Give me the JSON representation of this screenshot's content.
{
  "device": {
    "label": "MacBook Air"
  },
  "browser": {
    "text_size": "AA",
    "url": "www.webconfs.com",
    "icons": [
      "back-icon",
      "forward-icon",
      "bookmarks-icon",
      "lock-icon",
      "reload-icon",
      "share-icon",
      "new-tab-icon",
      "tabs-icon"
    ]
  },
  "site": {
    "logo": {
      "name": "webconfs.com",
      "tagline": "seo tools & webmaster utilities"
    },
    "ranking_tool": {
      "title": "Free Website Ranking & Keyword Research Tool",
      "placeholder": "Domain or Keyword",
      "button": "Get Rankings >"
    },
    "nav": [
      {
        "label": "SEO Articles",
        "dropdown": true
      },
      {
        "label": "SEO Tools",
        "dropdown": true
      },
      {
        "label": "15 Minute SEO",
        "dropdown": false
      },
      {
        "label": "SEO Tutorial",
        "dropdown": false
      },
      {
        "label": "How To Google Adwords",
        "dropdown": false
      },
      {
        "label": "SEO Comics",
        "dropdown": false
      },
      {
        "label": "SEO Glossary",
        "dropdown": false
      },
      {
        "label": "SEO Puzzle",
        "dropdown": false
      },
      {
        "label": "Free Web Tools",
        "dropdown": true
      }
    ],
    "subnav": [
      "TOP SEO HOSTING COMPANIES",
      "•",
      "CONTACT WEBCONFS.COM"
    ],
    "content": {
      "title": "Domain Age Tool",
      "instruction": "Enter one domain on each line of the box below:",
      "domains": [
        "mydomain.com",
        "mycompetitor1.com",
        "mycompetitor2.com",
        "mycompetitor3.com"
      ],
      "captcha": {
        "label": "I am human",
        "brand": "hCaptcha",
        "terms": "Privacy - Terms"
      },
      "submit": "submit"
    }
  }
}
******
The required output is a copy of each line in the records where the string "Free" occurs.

**The answer:**
      "title": "Free Website Ranking & Keyword Research Tool",
        "label": "Free Web Tools",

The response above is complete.